Watching Lewis and Resto move through the shady underbelly of boxing, the whole movie is just a stunning reminder that boxing is run by some of the most corrupt and selfish people that walk the Earth. A boxing match between two well-matched contenders is a sight to behold, but it’s hard to show any support for pugilism when you stop to think about what everyone involved had to do to get there. Or where they will end up, once they’ve outlived their usefulness. Rightly or wrongly, Lewis comes off as the consummate con-artist a man who casually threw away Collins’ and then Resto’s, lives in search of a big payday. The film is not entirely objective, but you don’t have to know much about boxing to know that Lewis is not alone.
To which I responded in the comments section (with a screen name that was arbitrarily assigned to me):
This documentary even made me, as a HUGE boxing fan, feel at a loss for words to defend the sport. I will say this, though — Panama Lewis may be the scumbaggiest scumbag in the history of boxing, and Resto-Collins probably its worst-ever scandal from top to bottom, all of which is really saying something. There have been a lot of terrible science fiction movies made in the history of mankind, but if you watched “Battlefield Earth” and said, “This is why I will hate science fiction movies forever,” I’m not sure it would be all that apt.
And that’s the most mitigatin’ I can do here.
Really: Everyone is innocent until proven guilty. But if unca Mayweather did what he was accused of — assaulting a woman — it shouldn’t come as a surprise. Roger had already been jailed on domestic assault once. Nephew Floyd, Jr. has been convicted of assaulting a woman and accused another time. If they did it, well, there aren’t many angels in boxing. Many of them have demons, as I’ve recently discussed, even the ones held up as “good guys.”
But look, I just am not comfortable with serial woman-beaters being “the face of boxing,” as Floyd, Jr.’s adviser Leonard Ellerbe said of the man who calls himself “Money.” Again, I try to judge boxing figures for what they do in the ring more than I do what they do outside it, but there’s something so offensive about hitting a woman, and it’s what Floyd and Roger have been convicted of doing and, in the case of Roger, newly accused of doing.

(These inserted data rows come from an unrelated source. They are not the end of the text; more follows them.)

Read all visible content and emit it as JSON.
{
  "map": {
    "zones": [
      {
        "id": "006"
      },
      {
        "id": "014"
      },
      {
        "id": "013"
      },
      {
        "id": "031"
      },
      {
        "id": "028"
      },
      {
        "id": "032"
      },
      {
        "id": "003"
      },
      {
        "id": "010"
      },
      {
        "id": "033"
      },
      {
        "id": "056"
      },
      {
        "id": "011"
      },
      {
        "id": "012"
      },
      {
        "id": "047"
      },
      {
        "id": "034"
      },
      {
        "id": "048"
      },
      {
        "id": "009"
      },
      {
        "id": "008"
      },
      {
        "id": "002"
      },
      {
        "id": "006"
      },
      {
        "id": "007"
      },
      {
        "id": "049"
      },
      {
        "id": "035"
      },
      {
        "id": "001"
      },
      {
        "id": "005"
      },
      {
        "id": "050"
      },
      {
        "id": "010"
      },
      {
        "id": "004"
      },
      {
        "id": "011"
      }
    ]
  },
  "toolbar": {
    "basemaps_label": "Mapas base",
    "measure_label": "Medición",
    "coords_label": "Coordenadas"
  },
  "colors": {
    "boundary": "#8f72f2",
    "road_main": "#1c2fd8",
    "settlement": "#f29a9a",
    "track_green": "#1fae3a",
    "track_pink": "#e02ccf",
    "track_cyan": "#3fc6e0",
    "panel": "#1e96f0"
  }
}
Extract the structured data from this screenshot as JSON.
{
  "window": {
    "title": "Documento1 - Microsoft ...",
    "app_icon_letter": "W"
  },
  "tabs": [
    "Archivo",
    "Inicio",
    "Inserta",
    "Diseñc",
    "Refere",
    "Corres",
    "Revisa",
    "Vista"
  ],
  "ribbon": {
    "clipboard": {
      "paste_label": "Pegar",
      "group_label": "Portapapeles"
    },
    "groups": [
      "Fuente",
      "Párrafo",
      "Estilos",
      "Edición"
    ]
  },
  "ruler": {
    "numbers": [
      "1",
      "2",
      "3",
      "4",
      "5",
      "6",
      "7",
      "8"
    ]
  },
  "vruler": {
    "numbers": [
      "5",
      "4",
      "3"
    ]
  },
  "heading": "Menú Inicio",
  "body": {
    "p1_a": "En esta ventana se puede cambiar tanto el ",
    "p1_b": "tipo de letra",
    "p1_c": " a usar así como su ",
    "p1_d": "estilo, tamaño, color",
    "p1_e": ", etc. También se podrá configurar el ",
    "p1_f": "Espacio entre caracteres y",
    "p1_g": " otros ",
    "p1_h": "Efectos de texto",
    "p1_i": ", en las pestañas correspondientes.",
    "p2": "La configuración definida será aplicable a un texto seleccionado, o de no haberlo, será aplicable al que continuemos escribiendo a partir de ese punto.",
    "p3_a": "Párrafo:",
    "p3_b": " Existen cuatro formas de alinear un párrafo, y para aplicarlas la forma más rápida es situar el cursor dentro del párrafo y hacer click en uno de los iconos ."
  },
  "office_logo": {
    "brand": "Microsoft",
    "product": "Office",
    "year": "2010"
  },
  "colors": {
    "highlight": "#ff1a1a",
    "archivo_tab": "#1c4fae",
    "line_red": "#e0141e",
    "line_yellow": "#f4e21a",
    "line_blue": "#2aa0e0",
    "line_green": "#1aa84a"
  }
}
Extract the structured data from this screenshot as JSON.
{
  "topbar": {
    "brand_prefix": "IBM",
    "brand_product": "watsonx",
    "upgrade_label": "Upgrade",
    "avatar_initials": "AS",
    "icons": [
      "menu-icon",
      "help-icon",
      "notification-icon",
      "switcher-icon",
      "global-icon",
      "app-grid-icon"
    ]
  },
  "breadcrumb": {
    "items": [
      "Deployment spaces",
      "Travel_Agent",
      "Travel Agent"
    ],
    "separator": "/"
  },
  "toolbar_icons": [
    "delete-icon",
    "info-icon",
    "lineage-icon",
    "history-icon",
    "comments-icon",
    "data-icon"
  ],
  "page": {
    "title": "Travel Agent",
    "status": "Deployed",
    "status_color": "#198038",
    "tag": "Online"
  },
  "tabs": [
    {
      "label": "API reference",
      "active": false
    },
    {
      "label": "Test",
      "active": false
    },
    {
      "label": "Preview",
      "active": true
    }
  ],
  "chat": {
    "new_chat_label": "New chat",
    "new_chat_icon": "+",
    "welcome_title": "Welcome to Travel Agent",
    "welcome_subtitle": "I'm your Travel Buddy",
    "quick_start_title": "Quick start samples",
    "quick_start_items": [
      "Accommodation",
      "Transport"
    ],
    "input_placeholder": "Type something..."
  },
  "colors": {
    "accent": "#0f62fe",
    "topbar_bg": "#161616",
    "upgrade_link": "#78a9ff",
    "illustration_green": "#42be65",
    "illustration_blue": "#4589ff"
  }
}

The good news, if there is any, is that very few people consider the Mayweathers “the face of boxing” who aren’t a member of their inner circle. Floyd has fans, and he is of course a ridiculously gifted boxer. There are people who think Roger is a good trainer, and I’m one of them. But the “face of boxing” right now as far as I’m concerned is Manny Pacquiao, and we’re all a little better for that. Pacquiao’s had his own rough spots, but he’s largely conducted himself like a gentleman; I’ve not heard of any occasions where he beat up a female, anyhow.
I’m almost finished with this post and I practically want to throw up. Gatti’s new autopsy allegedly uncovered all kinds of injuries the Brazilian police didn’t. And there’s a celebrity autopsy guy doing the autopsy. Then there’s this.